By Erin Podolak
June 15, 2011
Bike lanes, while useful, also carry their fair share of danger when motorists simply aren’t aware that a cyclist is in their vicinity. But, a new laser-based signaling system to alert motorists to the presence of cyclists may solve the problem by projecting a bright green bike symbol onto the pavement ahead of a cyclist.
BLAZE is a small, battery operated device that can be attached to the handlebars of bicycles, motorcycles or scooters. It projects a bright green laser image onto the road ahead to alert other motorists that there is someone in the bike lane. The image can be made to flash to increase visibility and can even be used in sunny daylight conditions.

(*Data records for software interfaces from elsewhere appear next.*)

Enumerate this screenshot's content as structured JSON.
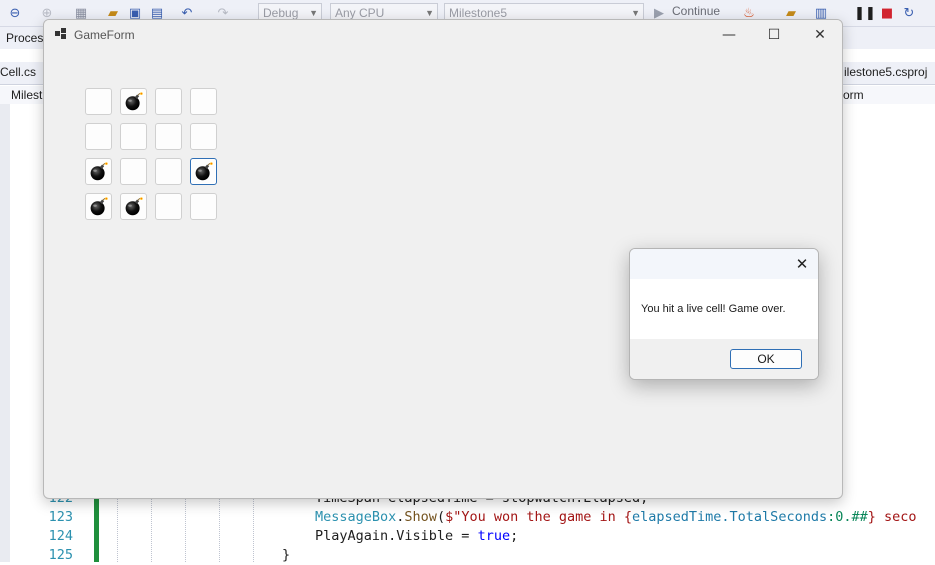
{
  "vs": {
    "toolbar": {
      "config": "Debug",
      "platform": "Any CPU",
      "project": "Milestone5",
      "continue": "Continue"
    },
    "menu": {
      "partial": "Proces"
    },
    "tabs": {
      "left": "Cell.cs",
      "right": "ilestone5.csproj"
    },
    "nav": {
      "left": "Milest",
      "right": "orm"
    },
    "code": {
      "lines": [
        {
          "num": "122",
          "text": "TimeSpan elapsedTime = stopwatch.Elapsed;"
        },
        {
          "num": "123",
          "call": "MessageBox",
          "method": "Show",
          "str1": "$\"You won the game in {",
          "fmtvar": "elapsedTime.TotalSeconds",
          "fmtspec": ":0.##",
          "str2": "} seco"
        },
        {
          "num": "124",
          "obj": "PlayAgain.Visible = ",
          "kw": "true",
          "end": ";"
        },
        {
          "num": "125",
          "text": "}"
        }
      ]
    }
  },
  "gameform": {
    "title": "GameForm",
    "controls": {
      "minimize": "—",
      "maximize": "☐",
      "close": "✕"
    },
    "grid": [
      [
        "empty",
        "bomb",
        "empty",
        "empty"
      ],
      [
        "empty",
        "empty",
        "empty",
        "empty"
      ],
      [
        "bomb",
        "empty",
        "empty",
        "bomb"
      ],
      [
        "bomb",
        "bomb",
        "empty",
        "empty"
      ]
    ]
  },
  "messagebox": {
    "close": "✕",
    "message": "You hit a live cell! Game over.",
    "ok": "OK"
  },
  "colors": {
    "accent": "#2f6fb5",
    "green_bar": "#1f8f3c"
  }
}
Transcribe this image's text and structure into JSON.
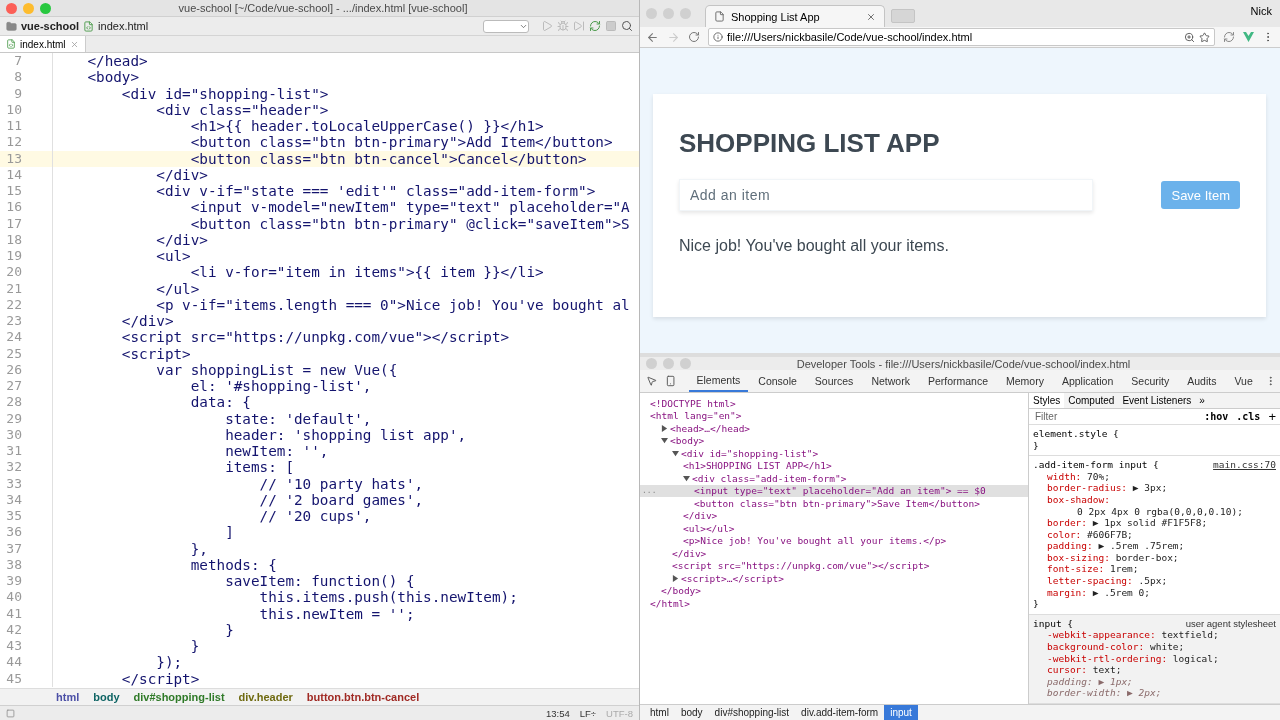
{
  "editor": {
    "title": "vue-school [~/Code/vue-school] - .../index.html [vue-school]",
    "breadcrumb": [
      "vue-school",
      "index.html"
    ],
    "tab": {
      "label": "index.html",
      "selected": true
    },
    "lines": [
      {
        "number": "7",
        "text": "    </head>",
        "current": false
      },
      {
        "number": "8",
        "text": "    <body>",
        "current": false
      },
      {
        "number": "9",
        "text": "        <div id=\"shopping-list\">",
        "current": false
      },
      {
        "number": "10",
        "text": "            <div class=\"header\">",
        "current": false
      },
      {
        "number": "11",
        "text": "                <h1>{{ header.toLocaleUpperCase() }}</h1>",
        "current": false
      },
      {
        "number": "12",
        "text": "                <button class=\"btn btn-primary\">Add Item</button>",
        "current": false
      },
      {
        "number": "13",
        "text": "                <button class=\"btn btn-cancel\">Cancel</button>",
        "current": true
      },
      {
        "number": "14",
        "text": "            </div>",
        "current": false
      },
      {
        "number": "15",
        "text": "            <div v-if=\"state === 'edit'\" class=\"add-item-form\">",
        "current": false
      },
      {
        "number": "16",
        "text": "                <input v-model=\"newItem\" type=\"text\" placeholder=\"A",
        "current": false
      },
      {
        "number": "17",
        "text": "                <button class=\"btn btn-primary\" @click=\"saveItem\">S",
        "current": false
      },
      {
        "number": "18",
        "text": "            </div>",
        "current": false
      },
      {
        "number": "19",
        "text": "            <ul>",
        "current": false
      },
      {
        "number": "20",
        "text": "                <li v-for=\"item in items\">{{ item }}</li>",
        "current": false
      },
      {
        "number": "21",
        "text": "            </ul>",
        "current": false
      },
      {
        "number": "22",
        "text": "            <p v-if=\"items.length === 0\">Nice job! You've bought al",
        "current": false
      },
      {
        "number": "23",
        "text": "        </div>",
        "current": false
      },
      {
        "number": "24",
        "text": "        <script src=\"https://unpkg.com/vue\"></script>",
        "current": false
      },
      {
        "number": "25",
        "text": "        <script>",
        "current": false
      },
      {
        "number": "26",
        "text": "            var shoppingList = new Vue({",
        "current": false
      },
      {
        "number": "27",
        "text": "                el: '#shopping-list',",
        "current": false
      },
      {
        "number": "28",
        "text": "                data: {",
        "current": false
      },
      {
        "number": "29",
        "text": "                    state: 'default',",
        "current": false
      },
      {
        "number": "30",
        "text": "                    header: 'shopping list app',",
        "current": false
      },
      {
        "number": "31",
        "text": "                    newItem: '',",
        "current": false
      },
      {
        "number": "32",
        "text": "                    items: [",
        "current": false
      },
      {
        "number": "33",
        "text": "                        // '10 party hats',",
        "current": false
      },
      {
        "number": "34",
        "text": "                        // '2 board games',",
        "current": false
      },
      {
        "number": "35",
        "text": "                        // '20 cups',",
        "current": false
      },
      {
        "number": "36",
        "text": "                    ]",
        "current": false
      },
      {
        "number": "37",
        "text": "                },",
        "current": false
      },
      {
        "number": "38",
        "text": "                methods: {",
        "current": false
      },
      {
        "number": "39",
        "text": "                    saveItem: function() {",
        "current": false
      },
      {
        "number": "40",
        "text": "                        this.items.push(this.newItem);",
        "current": false
      },
      {
        "number": "41",
        "text": "                        this.newItem = '';",
        "current": false
      },
      {
        "number": "42",
        "text": "                    }",
        "current": false
      },
      {
        "number": "43",
        "text": "                }",
        "current": false
      },
      {
        "number": "44",
        "text": "            });",
        "current": false
      },
      {
        "number": "45",
        "text": "        </script>",
        "current": false
      }
    ],
    "path": [
      {
        "label": "html",
        "color": "#4b4fa6"
      },
      {
        "label": "body",
        "color": "#0e6464"
      },
      {
        "label": "div#shopping-list",
        "color": "#2f7a28"
      },
      {
        "label": "div.header",
        "color": "#6f6a10"
      },
      {
        "label": "button.btn.btn-cancel",
        "color": "#a02a24"
      }
    ],
    "status": {
      "position": "13:54",
      "line_ending": "LF÷",
      "encoding": "UTF-8"
    }
  },
  "browser": {
    "tab": {
      "title": "Shopping List App",
      "selected": true
    },
    "user": "Nick",
    "url": "file:///Users/nickbasile/Code/vue-school/index.html",
    "page": {
      "heading": "SHOPPING LIST APP",
      "input": {
        "placeholder": "Add an item"
      },
      "button": "Save Item",
      "message": "Nice job! You've bought all your items."
    }
  },
  "devtools": {
    "title": "Developer Tools - file:///Users/nickbasile/Code/vue-school/index.html",
    "tabs": [
      {
        "label": "Elements",
        "selected": true
      },
      {
        "label": "Console",
        "selected": false
      },
      {
        "label": "Sources",
        "selected": false
      },
      {
        "label": "Network",
        "selected": false
      },
      {
        "label": "Performance",
        "selected": false
      },
      {
        "label": "Memory",
        "selected": false
      },
      {
        "label": "Application",
        "selected": false
      },
      {
        "label": "Security",
        "selected": false
      },
      {
        "label": "Audits",
        "selected": false
      },
      {
        "label": "Vue",
        "selected": false
      }
    ],
    "tree": [
      {
        "text": "<!DOCTYPE html>",
        "selected": false
      },
      {
        "text": "<html lang=\"en\">",
        "selected": false,
        "children": [
          {
            "text": "<head>…</head>",
            "selected": false,
            "expanded": false
          },
          {
            "text": "<body>",
            "selected": false,
            "expanded": true,
            "children": [
              {
                "text": "<div id=\"shopping-list\">",
                "selected": false,
                "expanded": true,
                "children": [
                  {
                    "text": "<h1>SHOPPING LIST APP</h1>",
                    "selected": false
                  },
                  {
                    "text": "<div class=\"add-item-form\">",
                    "selected": false,
                    "expanded": true,
                    "children": [
                      {
                        "text": "<input type=\"text\" placeholder=\"Add an item\"> == $0",
                        "selected": true,
                        "marker": "..."
                      },
                      {
                        "text": "<button class=\"btn btn-primary\">Save Item</button>",
                        "selected": false
                      }
                    ]
                  },
                  {
                    "text": "</div>",
                    "selected": false
                  },
                  {
                    "text": "<ul></ul>",
                    "selected": false
                  },
                  {
                    "text": "<p>Nice job! You've bought all your items.</p>",
                    "selected": false
                  }
                ]
              },
              {
                "text": "</div>",
                "selected": false
              },
              {
                "text": "<script src=\"https://unpkg.com/vue\"></script>",
                "selected": false
              },
              {
                "text": "<script>…</script>",
                "selected": false,
                "expanded": false
              }
            ]
          },
          {
            "text": "</body>",
            "selected": false
          }
        ]
      },
      {
        "text": "</html>",
        "selected": false
      }
    ],
    "side_tabs": [
      {
        "label": "Styles",
        "selected": true
      },
      {
        "label": "Computed",
        "selected": false
      },
      {
        "label": "Event Listeners",
        "selected": false
      },
      {
        "label": "»",
        "selected": false
      }
    ],
    "filter": {
      "placeholder": "Filter",
      "hov": ":hov",
      "cls": ".cls",
      "add": "+"
    },
    "rules": [
      {
        "kind": "inline",
        "selector": "element.style {",
        "close": "}"
      },
      {
        "kind": "author",
        "selector": ".add-item-form input {",
        "source": "main.css:70",
        "close": "}",
        "decls": [
          {
            "prop": "width:",
            "value": "70%;",
            "struck": false
          },
          {
            "prop": "border-radius:",
            "value": "▶ 3px;",
            "struck": false
          },
          {
            "prop": "box-shadow:",
            "value_line": "0 2px 4px 0 rgba(0,0,0,0.10);",
            "struck": false
          },
          {
            "prop": "border:",
            "value": "▶ 1px solid #F1F5F8;",
            "struck": false
          },
          {
            "prop": "color:",
            "value": "#606F7B;",
            "struck": false
          },
          {
            "prop": "padding:",
            "value": "▶ .5rem .75rem;",
            "struck": false
          },
          {
            "prop": "box-sizing:",
            "value": "border-box;",
            "struck": false
          },
          {
            "prop": "font-size:",
            "value": "1rem;",
            "struck": false
          },
          {
            "prop": "letter-spacing:",
            "value": ".5px;",
            "struck": false
          },
          {
            "prop": "margin:",
            "value": "▶ .5rem 0;",
            "struck": false
          }
        ]
      },
      {
        "kind": "agent",
        "selector": "input {",
        "source": "user agent stylesheet",
        "decls": [
          {
            "prop": "-webkit-appearance:",
            "value": "textfield;",
            "struck": false
          },
          {
            "prop": "background-color:",
            "value": "white;",
            "struck": false
          },
          {
            "prop": "-webkit-rtl-ordering:",
            "value": "logical;",
            "struck": false
          },
          {
            "prop": "cursor:",
            "value": "text;",
            "struck": false
          },
          {
            "prop": "padding:",
            "value": "▶ 1px;",
            "struck": true
          },
          {
            "prop": "border-width:",
            "value": "▶ 2px;",
            "struck": true
          }
        ]
      }
    ],
    "path": [
      {
        "label": "html",
        "selected": false
      },
      {
        "label": "body",
        "selected": false
      },
      {
        "label": "div#shopping-list",
        "selected": false
      },
      {
        "label": "div.add-item-form",
        "selected": false
      },
      {
        "label": "input",
        "selected": true
      }
    ]
  }
}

The device was created by Emily Brooke, a final-year design student at the University of Brighton in England. Brooke worked to develop the system with road safety experts, the Brighton & Hove City Council, the Brighton & Hove Bus Company and driving psychologists.
According to Brooke, 80% of accidents in the bike lane occur when cyclists are traveling straight ahead, and another vehicle moves into the bike lane without noticing the cyclist. Bicycles can be difficult to spot on busy city streets, which is made all the more difficult by blind spots, where a bicycle becomes invisible to a nearby driver. BLAZE allows motorists to see the symbol before the bicycle, which could prove useful in identifying when the bike lane is occupied.
The invention recently won Brooke a place at Babson College in the US as a part of their entrepreneurship program where she will continue developing the product.